▸ Exercise brief:
The expected answer comprises all lines from the entries that contain the string "source".

▸ Provided records:
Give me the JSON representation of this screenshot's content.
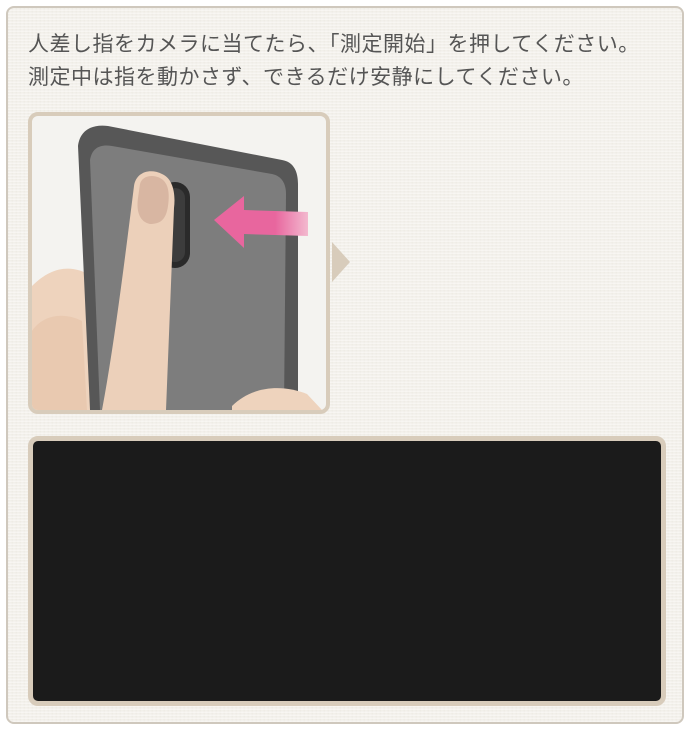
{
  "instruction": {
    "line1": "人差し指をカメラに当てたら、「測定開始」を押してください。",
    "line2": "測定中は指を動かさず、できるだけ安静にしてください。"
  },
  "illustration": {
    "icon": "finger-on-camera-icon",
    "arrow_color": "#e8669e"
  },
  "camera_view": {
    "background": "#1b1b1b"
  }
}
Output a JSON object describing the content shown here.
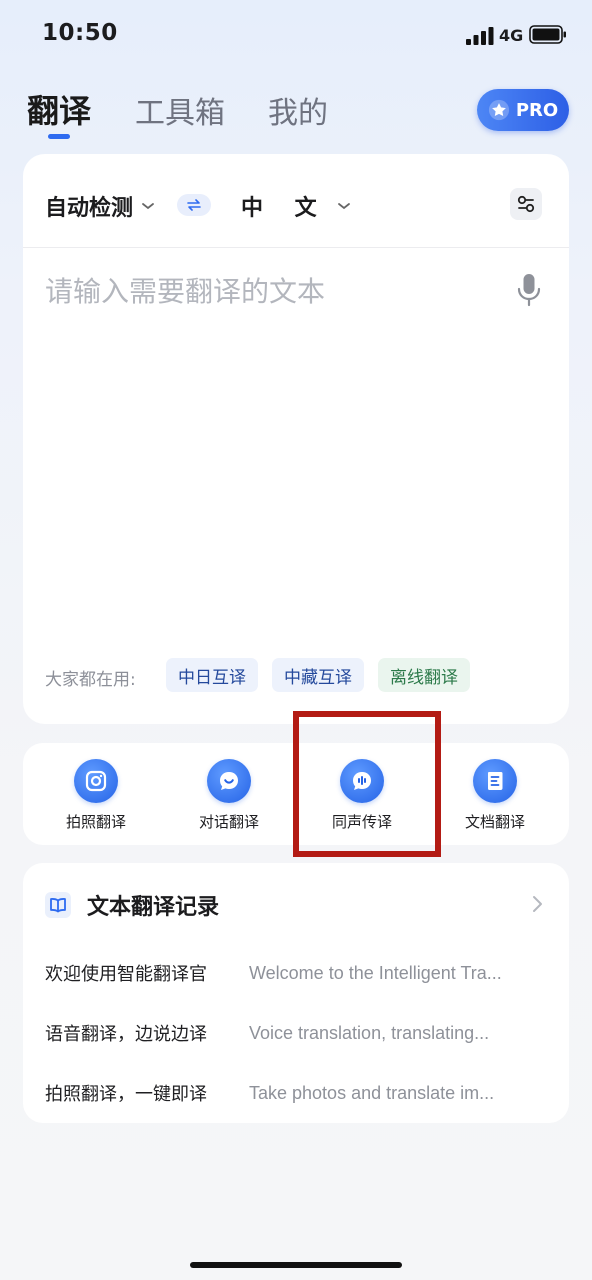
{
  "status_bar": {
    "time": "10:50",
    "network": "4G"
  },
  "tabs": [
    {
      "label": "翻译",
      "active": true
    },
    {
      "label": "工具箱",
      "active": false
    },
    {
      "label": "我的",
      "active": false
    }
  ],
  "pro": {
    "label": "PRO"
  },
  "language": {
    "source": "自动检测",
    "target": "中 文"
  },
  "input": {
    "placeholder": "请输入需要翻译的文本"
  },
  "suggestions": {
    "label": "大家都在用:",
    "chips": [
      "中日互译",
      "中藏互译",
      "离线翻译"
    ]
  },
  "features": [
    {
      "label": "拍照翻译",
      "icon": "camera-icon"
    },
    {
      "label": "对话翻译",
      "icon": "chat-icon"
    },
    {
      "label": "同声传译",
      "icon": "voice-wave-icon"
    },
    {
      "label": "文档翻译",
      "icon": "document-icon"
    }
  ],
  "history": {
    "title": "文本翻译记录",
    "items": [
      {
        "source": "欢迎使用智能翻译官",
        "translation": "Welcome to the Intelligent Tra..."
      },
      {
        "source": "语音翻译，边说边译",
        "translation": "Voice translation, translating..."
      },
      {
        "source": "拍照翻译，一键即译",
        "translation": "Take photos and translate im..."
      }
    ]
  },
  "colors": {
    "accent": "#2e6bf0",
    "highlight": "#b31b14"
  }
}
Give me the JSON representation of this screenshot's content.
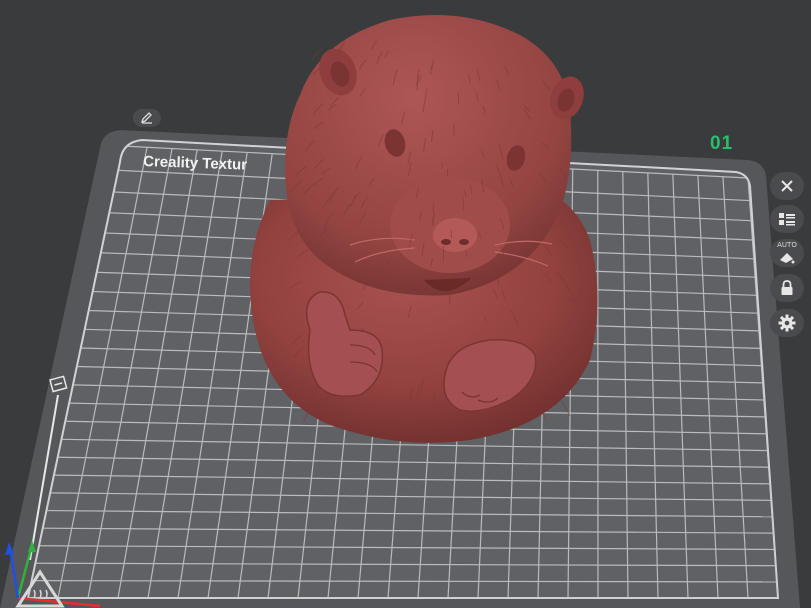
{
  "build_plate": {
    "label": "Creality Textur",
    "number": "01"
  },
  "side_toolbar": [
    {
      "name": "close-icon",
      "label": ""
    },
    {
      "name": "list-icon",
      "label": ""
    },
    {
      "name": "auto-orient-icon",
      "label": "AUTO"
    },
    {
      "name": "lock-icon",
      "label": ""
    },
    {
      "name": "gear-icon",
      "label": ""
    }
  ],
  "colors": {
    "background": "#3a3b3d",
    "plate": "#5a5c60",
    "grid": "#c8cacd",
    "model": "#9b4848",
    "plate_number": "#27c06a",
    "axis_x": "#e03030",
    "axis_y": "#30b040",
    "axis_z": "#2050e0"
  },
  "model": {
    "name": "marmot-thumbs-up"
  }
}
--
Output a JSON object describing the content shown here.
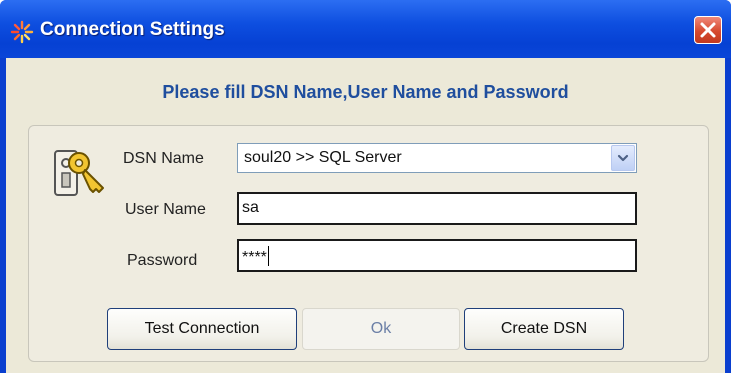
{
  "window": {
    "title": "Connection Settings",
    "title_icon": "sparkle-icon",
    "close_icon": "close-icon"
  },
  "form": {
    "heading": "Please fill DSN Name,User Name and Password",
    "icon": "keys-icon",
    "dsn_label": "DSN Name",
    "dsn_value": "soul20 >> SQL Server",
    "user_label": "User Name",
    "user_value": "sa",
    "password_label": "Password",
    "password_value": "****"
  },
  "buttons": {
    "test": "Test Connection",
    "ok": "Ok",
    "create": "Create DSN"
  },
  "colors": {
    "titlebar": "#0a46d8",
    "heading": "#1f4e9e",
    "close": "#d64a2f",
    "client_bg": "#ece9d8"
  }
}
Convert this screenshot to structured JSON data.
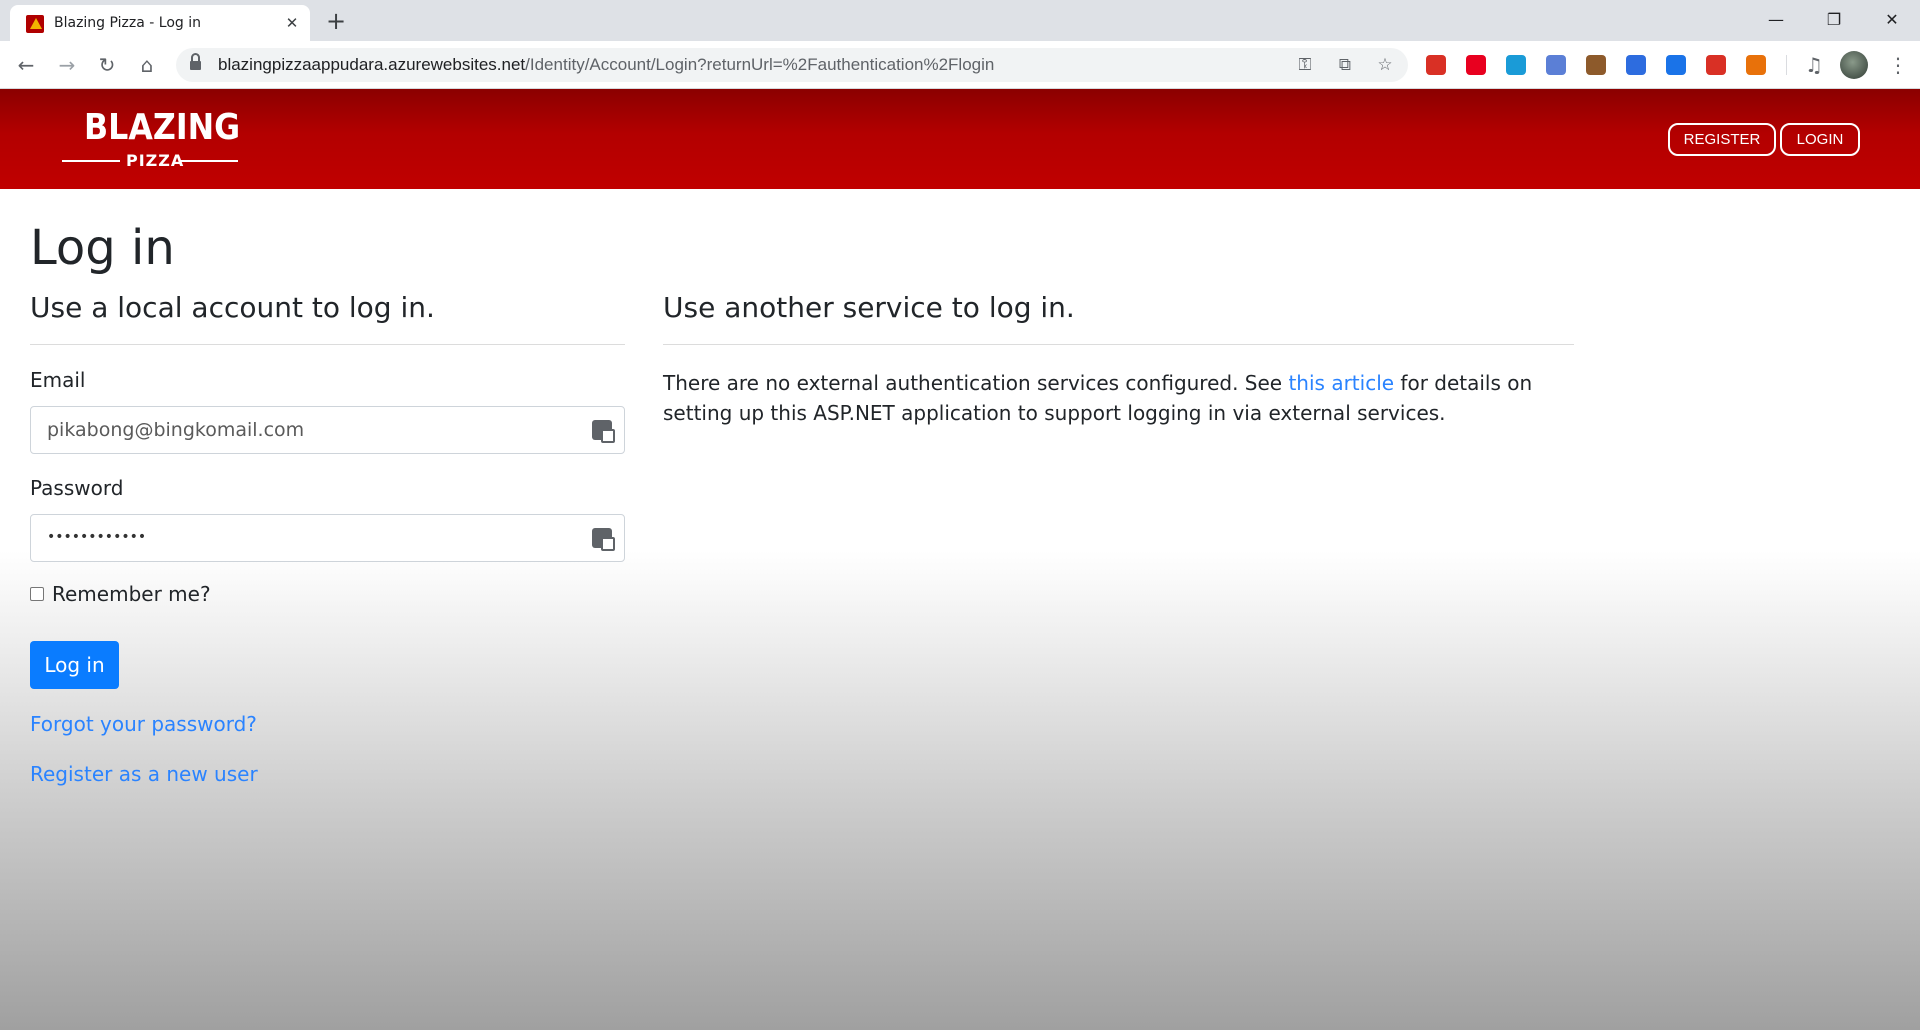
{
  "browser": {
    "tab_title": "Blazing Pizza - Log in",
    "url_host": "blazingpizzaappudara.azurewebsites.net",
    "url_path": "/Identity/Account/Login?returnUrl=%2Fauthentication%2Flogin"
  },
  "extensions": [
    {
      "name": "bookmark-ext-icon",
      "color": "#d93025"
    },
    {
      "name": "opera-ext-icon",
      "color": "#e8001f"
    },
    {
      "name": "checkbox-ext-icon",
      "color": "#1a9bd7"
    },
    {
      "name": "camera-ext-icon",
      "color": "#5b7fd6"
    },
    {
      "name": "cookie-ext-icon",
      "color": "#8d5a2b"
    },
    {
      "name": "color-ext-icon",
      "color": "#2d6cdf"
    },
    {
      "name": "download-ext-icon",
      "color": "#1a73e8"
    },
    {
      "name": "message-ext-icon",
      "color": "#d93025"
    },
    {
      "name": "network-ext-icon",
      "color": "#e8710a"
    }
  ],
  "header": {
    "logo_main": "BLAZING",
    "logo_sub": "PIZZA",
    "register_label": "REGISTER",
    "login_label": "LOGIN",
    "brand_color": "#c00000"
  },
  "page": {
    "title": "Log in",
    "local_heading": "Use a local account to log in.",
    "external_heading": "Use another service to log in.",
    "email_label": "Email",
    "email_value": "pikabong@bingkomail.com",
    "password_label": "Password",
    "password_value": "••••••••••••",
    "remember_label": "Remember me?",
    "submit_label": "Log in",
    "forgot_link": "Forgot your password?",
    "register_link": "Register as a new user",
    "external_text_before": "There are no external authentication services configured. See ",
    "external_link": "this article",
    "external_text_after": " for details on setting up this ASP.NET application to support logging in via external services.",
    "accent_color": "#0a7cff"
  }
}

▸ Final answer:
    "source": "自动检测",
        "source": "欢迎使用智能翻译官",
        "source": "语音翻译，边说边译",
        "source": "拍照翻译，一键即译",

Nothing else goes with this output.